Prime Minister Justin Trudeau is sidestepping questions about whether he will adhere to a unanimous motion passed in the House of Commons calling on the federal government to drop its legal battles against a pair of rulings involving First Nations children.
The non-legally binding motion, passed by all five parties in the Commons Monday, was put forward by NDP Leader Jagmeet Singh.
It demands that Trudeau’s minority government abandon the judicial reviews to be heard in Federal Court next week.
When asked a direct question Tuesday about whether he would drop the court cases, Trudeau avoided answering, pointing instead to previous statements he has made saying that the government agrees that First Nations children who suffered harms in the child welfare system deserve compensation.
“We absolutely recognized that from the beginning and we have worked with and will continue to work with communities to establish what is just and fair compensation for these individuals,” Trudeau said.
The NDP motion came in response to the recent news that ground-penetrating radar detected what are believed to be the remains of 215 children at a former residential school in Kamloops, B.C.
The motion also asks the government for faster implementation of the Truth and Reconciliation Commission’s 94 calls to action, greater trauma resources for survivors and a sit-down with a group representing survivors from St. Anne’s, a former residential school in Fort Albany, Ont., over their search for justice.
It further called for a progress report to be tabled in 10 days detailing government’s work in addressing these demands.
Trudeau, Liberal cabinet members and some Liberal backbenchers abstained from the vote, which passed 271-0.
One of the Canadian Human Rights Tribunal rulings being appealed by Ottawa ordered the federal government to pay $40,000 each to some 50,000 First Nations children, as well as to each of their parents or grandparents. The tribunal’s September 2019 ruling found that the federal government “wilfully and recklessly” discriminated against Indigenous children living on reserves by not properly funding child and family services.
As a result, children were sent away from their homes, families and reserves because, if they lived off-reserve, they would be covered by better-funded provincial systems. Others were removed from their families because authorities couldn’t provide supports to help keep them together.
The second ruling, which came in November 2020, widened the applicability of Jordan’s Principle, a rule stating that when governments disagree about what level of government responsible for providing services to First Nations children, Ottawa must help a child in need first and argue over the bills later.
The tribunal’s ruling allows for First Nations children living off-reserve without Indian Act status to access Jordan’s Principle if they are recognized by their Nations as eligible.
Last week, Trudeau suggested that compensation should be proportional to the trauma suffered, rather than a blanket amount awarded to all Indigenous kids who suffered harm.
When the issue was raised again in the House of Commons Tuesday, Crown-Indigenous Relations Minister Carolyn Bennett, like Trudeau, did not say why she abstained from the vote on the NDP motion.

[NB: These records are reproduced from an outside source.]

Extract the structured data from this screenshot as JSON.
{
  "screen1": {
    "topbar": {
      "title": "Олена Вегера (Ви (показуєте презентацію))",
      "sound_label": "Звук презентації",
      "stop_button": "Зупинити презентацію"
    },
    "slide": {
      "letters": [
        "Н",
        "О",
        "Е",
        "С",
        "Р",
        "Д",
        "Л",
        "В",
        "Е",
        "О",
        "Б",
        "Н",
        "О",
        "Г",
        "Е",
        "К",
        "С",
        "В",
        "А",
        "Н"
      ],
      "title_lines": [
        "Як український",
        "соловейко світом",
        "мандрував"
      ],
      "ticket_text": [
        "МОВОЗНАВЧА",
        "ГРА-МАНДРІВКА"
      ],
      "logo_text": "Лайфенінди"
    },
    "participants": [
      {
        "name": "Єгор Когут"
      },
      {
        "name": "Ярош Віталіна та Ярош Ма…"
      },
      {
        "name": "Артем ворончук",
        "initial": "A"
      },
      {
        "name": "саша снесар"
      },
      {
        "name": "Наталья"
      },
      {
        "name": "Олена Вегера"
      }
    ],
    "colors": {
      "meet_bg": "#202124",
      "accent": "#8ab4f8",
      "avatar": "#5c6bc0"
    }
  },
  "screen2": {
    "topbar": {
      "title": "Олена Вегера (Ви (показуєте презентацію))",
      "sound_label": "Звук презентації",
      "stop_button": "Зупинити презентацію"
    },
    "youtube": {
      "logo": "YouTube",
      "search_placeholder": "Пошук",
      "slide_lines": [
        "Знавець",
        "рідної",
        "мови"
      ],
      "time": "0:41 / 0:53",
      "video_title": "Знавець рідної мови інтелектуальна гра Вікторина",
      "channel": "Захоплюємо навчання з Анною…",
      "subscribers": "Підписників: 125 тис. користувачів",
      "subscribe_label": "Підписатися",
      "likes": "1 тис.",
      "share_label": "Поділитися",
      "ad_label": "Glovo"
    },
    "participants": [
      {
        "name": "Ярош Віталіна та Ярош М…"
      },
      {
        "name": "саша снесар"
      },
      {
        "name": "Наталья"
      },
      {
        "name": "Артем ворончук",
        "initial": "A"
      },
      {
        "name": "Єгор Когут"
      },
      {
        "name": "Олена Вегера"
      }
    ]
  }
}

But she did reference Ottawa’s ongoing contention that the legal issues at hand in these cases are complicated — more so than can be solved by a motion, she said.
“(The motion) included aspects on complex legal matters involving jurisdiction and privacy rights, which require extensive collaboration with Indigenous Peoples and cannot, nor should they be, resolved unilaterally on the floor of the Parliament of Canada, in a non-binding motion,” Bennett said during question period.

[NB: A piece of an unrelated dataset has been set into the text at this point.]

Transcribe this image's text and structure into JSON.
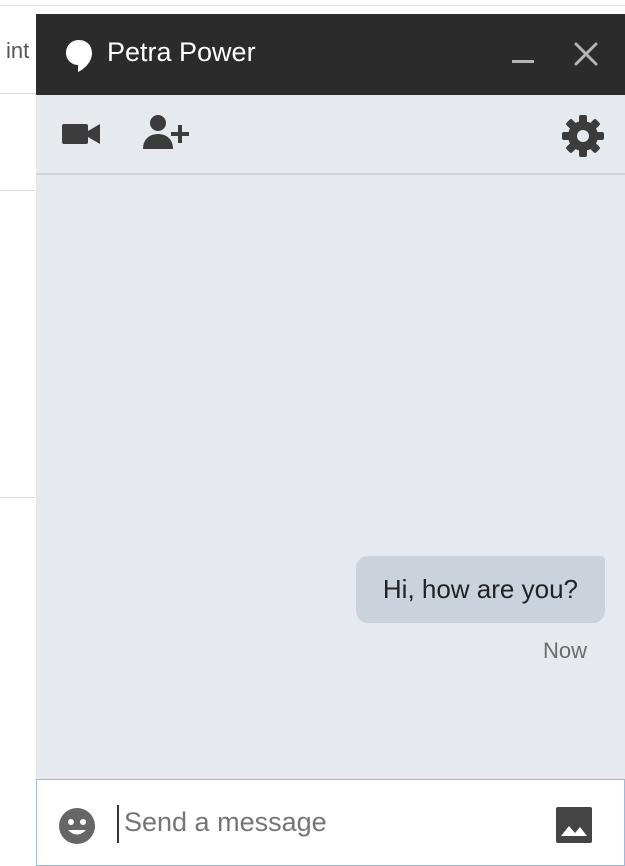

But Singh dismissed this argument, saying Indigenous children harmed by foster care and child welfare agency placements, many of whom are now adults, as well as residential school survivors and their families are feeling “betrayed and insulted” by the Liberal government’s handling of these cases.
“By refusing to even show up and vote on the motion, Justin Trudeau is confirming that he will continue to fight the residential school survivors and Indigenous kids in courts. This is wrong,” Singh said in a statement to The Canadian Press.
“Indigenous people are demanding real action to bring about genuine reconciliation, not just words and symbolic gestures … We will continue to push the Liberal government to uphold their rights.”
—Teresa Wright, The Canadian Press